By Julia Szabo
The practice of Pilates motivated Amy Jordan to leave a career as a Hollywood marketing executive—at Universal/ Dreamworks and after that, Marvel—to nurture her true superpowers. Jordan’s WundaBar Pilates has been one of the most consistently successful breakout businesses in fitness. Jordan opened her first Pilates studio in 2008. By 2011, she’d created the now-famous WundaBar Pilates studio, which offers a way of doing Pilates at a cardio pace), prototyped the WundaFormer (this ingenious hybrid workout machine offers the best features of the Reformer and other Pilates machines), and given birth to her first child.
By March 2020, WundaBar had captivated New York, with two locations in Manhattan and one slated for Brooklyn, and Jordan admired by all as “Pilates Girl.” Then came the pandemic of 2020 and, like all exercise establishments, WundaBar was forced to temporarily close its doors, and the Brooklyn location’s opening was delayed until the fall of 2020. But not everyone gained the dreaded “COVID-19” of the waistline—Jordan and her dedicated followers stayed in peak physical shape throughout the crisis. “Serendipitously,” she recalls, “we launched WundaBar On Demand a week before the pandemic shut everything down, offering no-equipment streaming workouts from anywhere.” Beneath lights clamped to the beams of her ceiling at home in California, she continued to put WundaWarriors through their paces.
Three months into the pandemic, like a scenario from a Marvel movie, Pilates Girl met her archenemy: small cell neuroendocrine carcinoma of the cervix, a rare and aggressive form of cancer. Turns out, cancer had met its nemesis too: a wellness entrepreneur as rare

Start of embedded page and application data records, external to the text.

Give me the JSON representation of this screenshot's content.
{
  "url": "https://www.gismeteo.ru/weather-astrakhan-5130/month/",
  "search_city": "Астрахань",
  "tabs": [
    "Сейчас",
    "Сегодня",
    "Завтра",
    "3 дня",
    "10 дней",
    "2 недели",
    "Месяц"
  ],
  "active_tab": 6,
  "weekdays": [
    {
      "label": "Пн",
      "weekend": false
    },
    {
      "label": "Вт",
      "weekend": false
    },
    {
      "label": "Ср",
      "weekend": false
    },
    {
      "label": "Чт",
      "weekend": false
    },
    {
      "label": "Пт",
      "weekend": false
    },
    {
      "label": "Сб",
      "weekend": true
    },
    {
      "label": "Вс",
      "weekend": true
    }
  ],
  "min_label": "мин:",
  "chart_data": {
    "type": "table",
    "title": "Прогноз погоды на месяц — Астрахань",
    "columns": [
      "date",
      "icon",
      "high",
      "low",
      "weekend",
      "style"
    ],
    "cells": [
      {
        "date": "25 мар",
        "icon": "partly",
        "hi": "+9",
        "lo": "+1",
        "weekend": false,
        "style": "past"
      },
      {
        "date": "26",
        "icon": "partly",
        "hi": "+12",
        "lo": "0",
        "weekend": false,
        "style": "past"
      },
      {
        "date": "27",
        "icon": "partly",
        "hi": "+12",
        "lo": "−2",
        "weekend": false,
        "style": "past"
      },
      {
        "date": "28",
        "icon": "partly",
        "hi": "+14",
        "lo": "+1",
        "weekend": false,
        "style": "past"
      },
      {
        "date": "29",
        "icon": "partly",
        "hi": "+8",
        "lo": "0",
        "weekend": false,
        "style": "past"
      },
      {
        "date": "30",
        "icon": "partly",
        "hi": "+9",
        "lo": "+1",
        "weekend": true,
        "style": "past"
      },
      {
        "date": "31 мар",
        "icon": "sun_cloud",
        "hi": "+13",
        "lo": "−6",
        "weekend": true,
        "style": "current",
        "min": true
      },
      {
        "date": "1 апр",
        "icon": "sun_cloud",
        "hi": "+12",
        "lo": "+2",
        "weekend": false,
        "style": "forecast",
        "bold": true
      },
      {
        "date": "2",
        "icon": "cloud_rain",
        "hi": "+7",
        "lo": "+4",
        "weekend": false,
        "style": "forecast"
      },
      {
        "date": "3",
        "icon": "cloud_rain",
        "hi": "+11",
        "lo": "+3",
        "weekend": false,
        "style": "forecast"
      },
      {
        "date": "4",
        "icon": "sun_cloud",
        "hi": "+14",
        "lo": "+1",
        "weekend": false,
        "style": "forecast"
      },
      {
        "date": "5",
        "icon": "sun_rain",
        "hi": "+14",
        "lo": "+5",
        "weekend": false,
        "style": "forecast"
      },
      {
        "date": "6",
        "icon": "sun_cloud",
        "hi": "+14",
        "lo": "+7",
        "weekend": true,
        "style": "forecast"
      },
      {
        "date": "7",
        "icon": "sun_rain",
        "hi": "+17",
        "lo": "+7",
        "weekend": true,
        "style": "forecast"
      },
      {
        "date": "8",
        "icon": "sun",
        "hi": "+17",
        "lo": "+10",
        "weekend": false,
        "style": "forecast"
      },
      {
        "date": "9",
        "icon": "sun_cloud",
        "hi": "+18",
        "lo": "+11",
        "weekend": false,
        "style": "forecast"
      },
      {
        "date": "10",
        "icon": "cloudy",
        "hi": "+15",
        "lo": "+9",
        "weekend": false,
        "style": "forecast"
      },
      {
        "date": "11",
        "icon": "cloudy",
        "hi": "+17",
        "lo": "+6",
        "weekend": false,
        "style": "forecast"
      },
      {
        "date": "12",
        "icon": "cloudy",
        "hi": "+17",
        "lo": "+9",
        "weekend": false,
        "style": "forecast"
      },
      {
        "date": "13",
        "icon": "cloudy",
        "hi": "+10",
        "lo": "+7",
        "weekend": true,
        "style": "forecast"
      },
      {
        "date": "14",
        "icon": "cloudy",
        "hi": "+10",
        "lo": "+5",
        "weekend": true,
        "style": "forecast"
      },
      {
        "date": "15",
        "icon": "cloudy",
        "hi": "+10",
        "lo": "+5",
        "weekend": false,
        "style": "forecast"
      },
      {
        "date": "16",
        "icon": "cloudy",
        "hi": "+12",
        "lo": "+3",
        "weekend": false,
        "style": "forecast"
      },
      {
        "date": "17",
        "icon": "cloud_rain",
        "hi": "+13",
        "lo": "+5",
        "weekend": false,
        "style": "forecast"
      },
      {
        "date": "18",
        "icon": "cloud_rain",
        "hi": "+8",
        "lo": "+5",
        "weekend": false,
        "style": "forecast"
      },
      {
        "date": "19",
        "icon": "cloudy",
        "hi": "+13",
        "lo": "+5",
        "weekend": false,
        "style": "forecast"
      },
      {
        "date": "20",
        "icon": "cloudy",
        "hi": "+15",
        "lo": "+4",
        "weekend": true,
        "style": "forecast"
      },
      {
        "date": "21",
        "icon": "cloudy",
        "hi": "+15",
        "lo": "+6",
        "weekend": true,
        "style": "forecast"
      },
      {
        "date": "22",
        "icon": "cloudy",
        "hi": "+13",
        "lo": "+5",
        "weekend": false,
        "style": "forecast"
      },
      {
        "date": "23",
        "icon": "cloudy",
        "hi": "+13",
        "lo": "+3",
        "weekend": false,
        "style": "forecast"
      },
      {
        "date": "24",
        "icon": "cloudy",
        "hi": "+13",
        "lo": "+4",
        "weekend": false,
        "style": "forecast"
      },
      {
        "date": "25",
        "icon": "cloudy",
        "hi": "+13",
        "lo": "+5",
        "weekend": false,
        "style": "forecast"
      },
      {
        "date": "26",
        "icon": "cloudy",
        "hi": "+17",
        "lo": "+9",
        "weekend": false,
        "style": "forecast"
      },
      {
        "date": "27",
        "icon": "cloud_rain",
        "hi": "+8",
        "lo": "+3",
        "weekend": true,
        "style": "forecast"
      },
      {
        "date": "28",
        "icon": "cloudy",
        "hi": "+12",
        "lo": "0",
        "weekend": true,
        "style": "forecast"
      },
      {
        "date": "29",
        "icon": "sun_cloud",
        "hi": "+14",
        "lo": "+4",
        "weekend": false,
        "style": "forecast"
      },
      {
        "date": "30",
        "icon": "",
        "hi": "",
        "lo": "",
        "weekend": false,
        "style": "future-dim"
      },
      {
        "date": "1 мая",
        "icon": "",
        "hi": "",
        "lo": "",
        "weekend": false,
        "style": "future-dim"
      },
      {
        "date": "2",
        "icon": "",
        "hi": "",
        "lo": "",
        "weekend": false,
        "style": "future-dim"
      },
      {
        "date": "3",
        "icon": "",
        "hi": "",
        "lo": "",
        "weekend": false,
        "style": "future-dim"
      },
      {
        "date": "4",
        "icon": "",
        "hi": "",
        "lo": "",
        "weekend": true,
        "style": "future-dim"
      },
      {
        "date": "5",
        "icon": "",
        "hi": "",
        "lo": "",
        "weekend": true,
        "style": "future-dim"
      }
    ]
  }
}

and aggressive as the disease trying to kill her. It was no contest: While most of us were lamenting the absence of professionally styled hair, there was Amy Jordan—her head totally bare from chemo and beautiful as ever—gamely leading virtual workouts. After intense chemotherapy treatments and surgeries, it was game over for cancer— and renewed health not only for Jordan, but for her business, which has continued booming, with New Jersey’s first WundaBar opening last month and five more studios nationwide expected to open in 2022.
Looking back, Jordan acknowledges this about her deadly opponent: It’s a peerless marketing strategist.
“Nothing beats cancer,” she says with a laugh. “Cancer is a sinister opponent. When we talked about how I’d still do my work as a spokesperson for WundaBar Pilates with all of the studios closed, no hair, and through a health crisis, we decided to call this our ‘Lemonade campaign.’ It gave me the opportunity to really put my money where my mouth is. A battle like this attracts attention, and it gave me the opportunity to bring people together who were interested in my story. We got a ton of support, and even more people wanting to become part of this experience. Our sense was that people recognized, ‘Wow, she really is invested in what she does for a living—this is not just for a photograph, this is how she lives her life, and this could help me too.’” wundabar.com